## Goal of the exercise
In full and unaltered, output the records below.

[Stored items from a collection]
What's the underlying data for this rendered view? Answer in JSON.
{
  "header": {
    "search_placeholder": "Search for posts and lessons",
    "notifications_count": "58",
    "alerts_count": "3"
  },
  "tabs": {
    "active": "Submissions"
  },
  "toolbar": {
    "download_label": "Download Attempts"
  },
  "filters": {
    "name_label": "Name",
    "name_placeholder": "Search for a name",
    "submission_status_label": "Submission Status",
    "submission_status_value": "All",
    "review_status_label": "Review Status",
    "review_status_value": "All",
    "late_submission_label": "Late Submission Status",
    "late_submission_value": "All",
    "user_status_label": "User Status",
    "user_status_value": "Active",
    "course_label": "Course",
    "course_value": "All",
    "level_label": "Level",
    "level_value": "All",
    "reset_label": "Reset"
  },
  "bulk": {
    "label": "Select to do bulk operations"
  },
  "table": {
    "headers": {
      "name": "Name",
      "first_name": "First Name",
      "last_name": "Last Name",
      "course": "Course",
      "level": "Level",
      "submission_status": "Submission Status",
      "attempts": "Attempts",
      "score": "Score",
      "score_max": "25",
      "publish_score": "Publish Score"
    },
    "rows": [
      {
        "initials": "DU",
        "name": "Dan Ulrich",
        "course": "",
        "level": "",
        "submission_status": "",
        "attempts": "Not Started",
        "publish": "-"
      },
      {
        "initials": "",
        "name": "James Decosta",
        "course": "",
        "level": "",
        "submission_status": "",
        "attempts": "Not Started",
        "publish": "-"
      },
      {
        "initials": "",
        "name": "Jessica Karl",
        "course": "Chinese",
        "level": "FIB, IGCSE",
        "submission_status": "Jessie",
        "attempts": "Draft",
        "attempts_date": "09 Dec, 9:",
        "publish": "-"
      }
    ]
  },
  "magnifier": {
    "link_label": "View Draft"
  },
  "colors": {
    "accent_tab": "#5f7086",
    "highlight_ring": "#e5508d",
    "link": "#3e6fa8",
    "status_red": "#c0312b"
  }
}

## Answer
What's the underlying data for this rendered view? Answer in JSON.
{
  "header": {
    "search_placeholder": "Search for posts and lessons",
    "notifications_count": "58",
    "alerts_count": "3"
  },
  "tabs": {
    "active": "Submissions"
  },
  "toolbar": {
    "download_label": "Download Attempts"
  },
  "filters": {
    "name_label": "Name",
    "name_placeholder": "Search for a name",
    "submission_status_label": "Submission Status",
    "submission_status_value": "All",
    "review_status_label": "Review Status",
    "review_status_value": "All",
    "late_submission_label": "Late Submission Status",
    "late_submission_value": "All",
    "user_status_label": "User Status",
    "user_status_value": "Active",
    "course_label": "Course",
    "course_value": "All",
    "level_label": "Level",
    "level_value": "All",
    "reset_label": "Reset"
  },
  "bulk": {
    "label": "Select to do bulk operations"
  },
  "table": {
    "headers": {
      "name": "Name",
      "first_name": "First Name",
      "last_name": "Last Name",
      "course": "Course",
      "level": "Level",
      "submission_status": "Submission Status",
      "attempts": "Attempts",
      "score": "Score",
      "score_max": "25",
      "publish_score": "Publish Score"
    },
    "rows": [
      {
        "initials": "DU",
        "name": "Dan Ulrich",
        "course": "",
        "level": "",
        "submission_status": "",
        "attempts": "Not Started",
        "publish": "-"
      },
      {
        "initials": "",
        "name": "James Decosta",
        "course": "",
        "level": "",
        "submission_status": "",
        "attempts": "Not Started",
        "publish": "-"
      },
      {
        "initials": "",
        "name": "Jessica Karl",
        "course": "Chinese",
        "level": "FIB, IGCSE",
        "submission_status": "Jessie",
        "attempts": "Draft",
        "attempts_date": "09 Dec, 9:",
        "publish": "-"
      }
    ]
  },
  "magnifier": {
    "link_label": "View Draft"
  },
  "colors": {
    "accent_tab": "#5f7086",
    "highlight_ring": "#e5508d",
    "link": "#3e6fa8",
    "status_red": "#c0312b"
  }
}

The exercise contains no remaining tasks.